Discuss 12

'I hate quotations. Tell me what you know.'
Ralph Waldo Emerson


  1. I know lots of things I could paraphrase for you.

  2. 'I hate Croations. Tell me vat you know.' Friedrich Rainer

  3. A book that furnishes no quotations is no book -- it is a plaything. -- Thomas Love Peacock

    But of course you can have too much of a good thing, which was maybe Emerson's point.

  4. Emerson's entry is:

    March-May, 1849. Immortality. I notice that as soon as writers broach this question they begin to quote. I hate quotation. Tell me what you know.

    The one before it is:

    April 4, 1849. Imbecility & Energy. The key to the age is this thing, & that thing, & that other, as the young orators describe. I will tell you the key to all ages, Imbecility: imbecility in the vast majority of men at all times & in every man, even heroes, in all but certain eminent moments victims of mere gravitation, custom, fear, sense. This gives force to the strong, that the others have no habit of selfreliance or original action.

  5. Rus, I hate people who quote Emerson without telling us what they know.

  6. A collection of anecdotes and maxims is the greatest treasure for a man of the world, as long as he knows how th weave the former into apposite points of the course of the conversation, and to recall the latter on fitting occasions.

    Goethe, after Schiller had bred the arse off him over a couple of beers.

  7. Bot of a Freudian slip there, Malty.

    "Tell me what you eat, and I'll tell you who you are." -- J.A. B-S

    Hmmn ... stem ginger biscuits ...

  8. Hi Peter,

    How about people who mis-quote Emerson?

    I had to rush off to work, but thought that as far as I got in my thinking this morning was worth adding to the discussion. That people quote this sentence of Emerson's out of context seems interesting, and that it is more often misquoted, tailored, seems interesting as well.

    But the idea that people tend to look to quote someone else when asked about immortality, is an indication that the question is striking close to a mystery. How does one formulate into words whether there is mortality or not, or that one doesn't know. Religions can grow out of this question.

    When I was a life skills instructor, the residents or clients that I would work with had both mental and physical disabilities. With two such diagnoses, a person could get into this skilled nursing facility. These mental illnesses could dramatically change a person, the personality--head injuries, schizophrenia, and so forth. Alzheimers is a common illness, that can seem to alter who the person is. So on one hand, we can wonder whether one's being can even make it through this one full lifetime--never mind into immortality.

    On the other hand, there are the reincarnation religions, which can lead to the idea that we are all each other, only going through our different earthly existences together, simply entering at different space-time points. We might all be the same immortal "I".

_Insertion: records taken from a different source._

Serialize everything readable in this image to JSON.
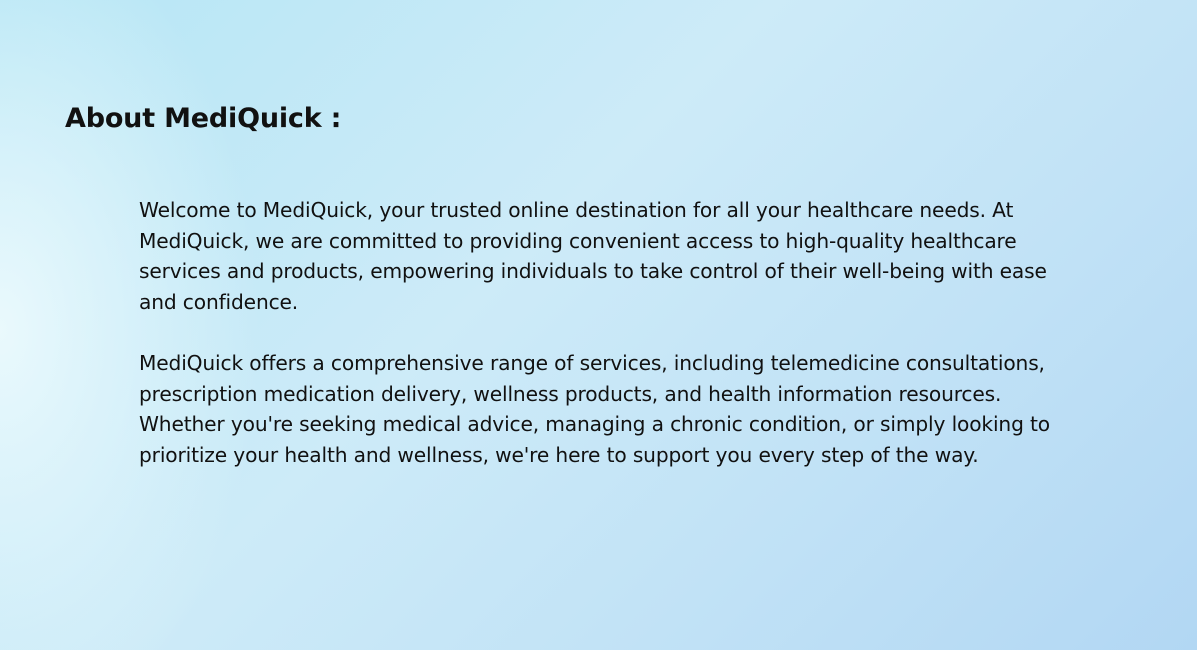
{
  "about": {
    "title": "About MediQuick :",
    "paragraphs": [
      "Welcome to MediQuick, your trusted online destination for all your healthcare needs. At MediQuick, we are committed to providing convenient access to high-quality healthcare services and products, empowering individuals to take control of their well-being with ease and confidence.",
      "MediQuick offers a comprehensive range of services, including telemedicine consultations, prescription medication delivery, wellness products, and health information resources. Whether you're seeking medical advice, managing a chronic condition, or simply looking to prioritize your health and wellness, we're here to support you every step of the way."
    ]
  },
  "colors": {
    "background_start": "#b6e6f5",
    "background_end": "#b2d7f3",
    "text": "#111111"
  }
}
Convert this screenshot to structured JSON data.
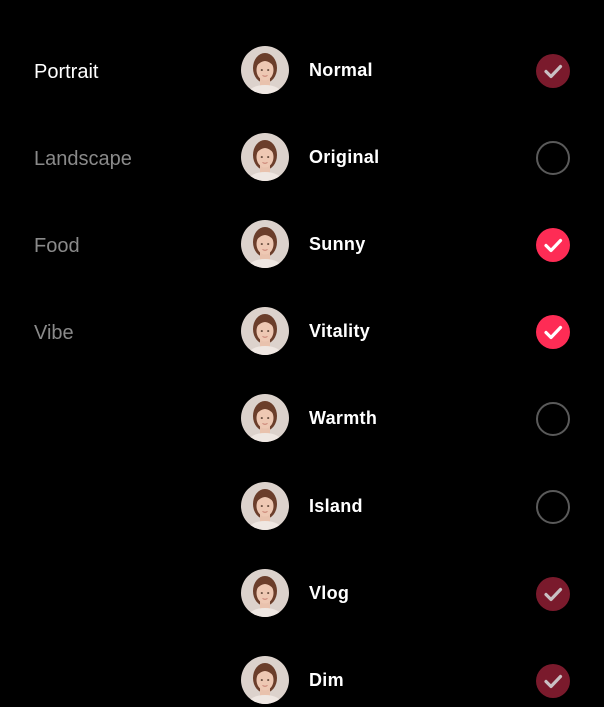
{
  "categories": [
    {
      "label": "Portrait",
      "active": true
    },
    {
      "label": "Landscape",
      "active": false
    },
    {
      "label": "Food",
      "active": false
    },
    {
      "label": "Vibe",
      "active": false
    }
  ],
  "filters": [
    {
      "label": "Normal",
      "state": "checked-dim",
      "icon": "portrait-thumbnail"
    },
    {
      "label": "Original",
      "state": "unchecked",
      "icon": "portrait-thumbnail"
    },
    {
      "label": "Sunny",
      "state": "checked",
      "icon": "portrait-thumbnail"
    },
    {
      "label": "Vitality",
      "state": "checked",
      "icon": "portrait-thumbnail"
    },
    {
      "label": "Warmth",
      "state": "unchecked",
      "icon": "portrait-thumbnail"
    },
    {
      "label": "Island",
      "state": "unchecked",
      "icon": "portrait-thumbnail"
    },
    {
      "label": "Vlog",
      "state": "checked-dim",
      "icon": "portrait-thumbnail"
    },
    {
      "label": "Dim",
      "state": "checked-dim",
      "icon": "portrait-thumbnail"
    }
  ],
  "colors": {
    "background": "#000000",
    "category_active": "#ffffff",
    "category_inactive": "#8a8a8a",
    "check_active": "#fe2c55",
    "check_dim": "#7a1a2c",
    "check_dim_mark": "#c9c0c3",
    "unchecked_ring": "#5a5a5a"
  }
}
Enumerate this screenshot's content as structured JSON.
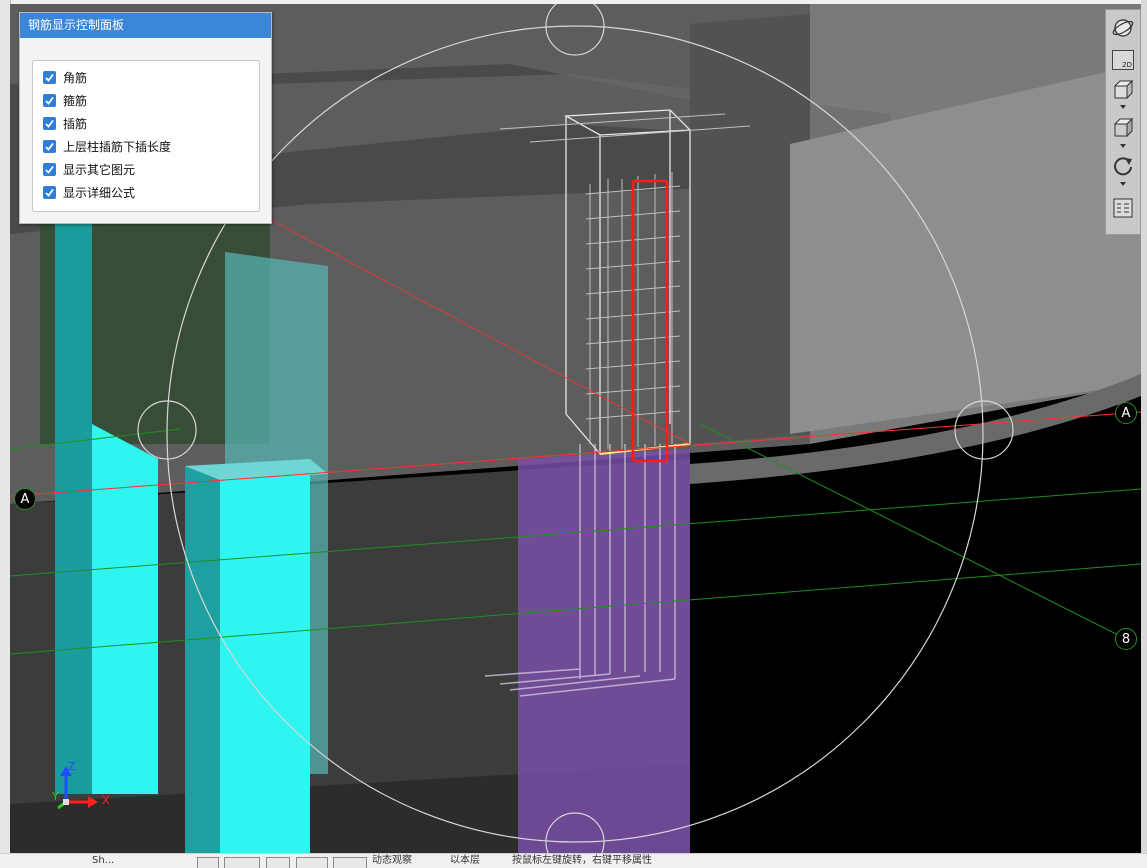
{
  "panel": {
    "title": "钢筋显示控制面板",
    "options": [
      {
        "label": "角筋",
        "checked": true
      },
      {
        "label": "箍筋",
        "checked": true
      },
      {
        "label": "插筋",
        "checked": true
      },
      {
        "label": "上层柱插筋下插长度",
        "checked": true
      },
      {
        "label": "显示其它图元",
        "checked": true
      },
      {
        "label": "显示详细公式",
        "checked": true
      }
    ]
  },
  "grid_labels": {
    "a_left": "A",
    "a_right": "A",
    "eight": "8"
  },
  "coord_axes": {
    "x": "X",
    "y": "Y",
    "z": "Z"
  },
  "toolbar": {
    "view_2d": "2D"
  },
  "status_bar": {
    "left_text": "Sh...",
    "seg1": "动态观察",
    "seg2": "以本层",
    "seg3": "按鼠标左键旋转，右键平移属性"
  },
  "colors": {
    "panel_header": "#3b86d6",
    "checkbox": "#2f7fd6",
    "cyan_column": "#2ff4f0",
    "purple_column": "#7a4fa6",
    "highlight_box": "#ff1a1a",
    "grid_red": "#ff3030",
    "grid_green": "#1f8f1f"
  }
}
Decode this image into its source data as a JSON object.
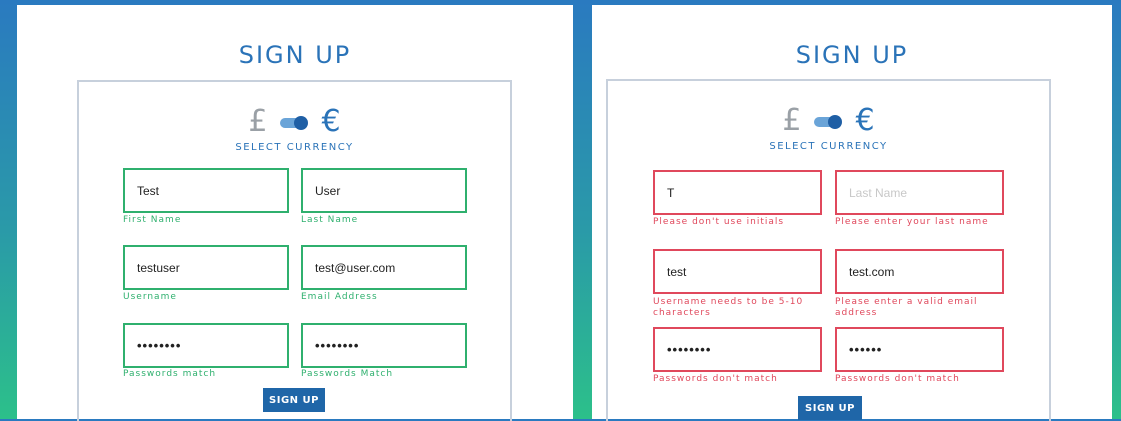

    And then there's every belief that's in between. We could ask if each moment is entered into immortality, or maybe each moment with certain aspects. The question really brings religious beliefs home, and into the moment. As it relates to AI, we might ask if we could ever create a machine that would take its place alongside us humans, to ask if it too just might be immortal.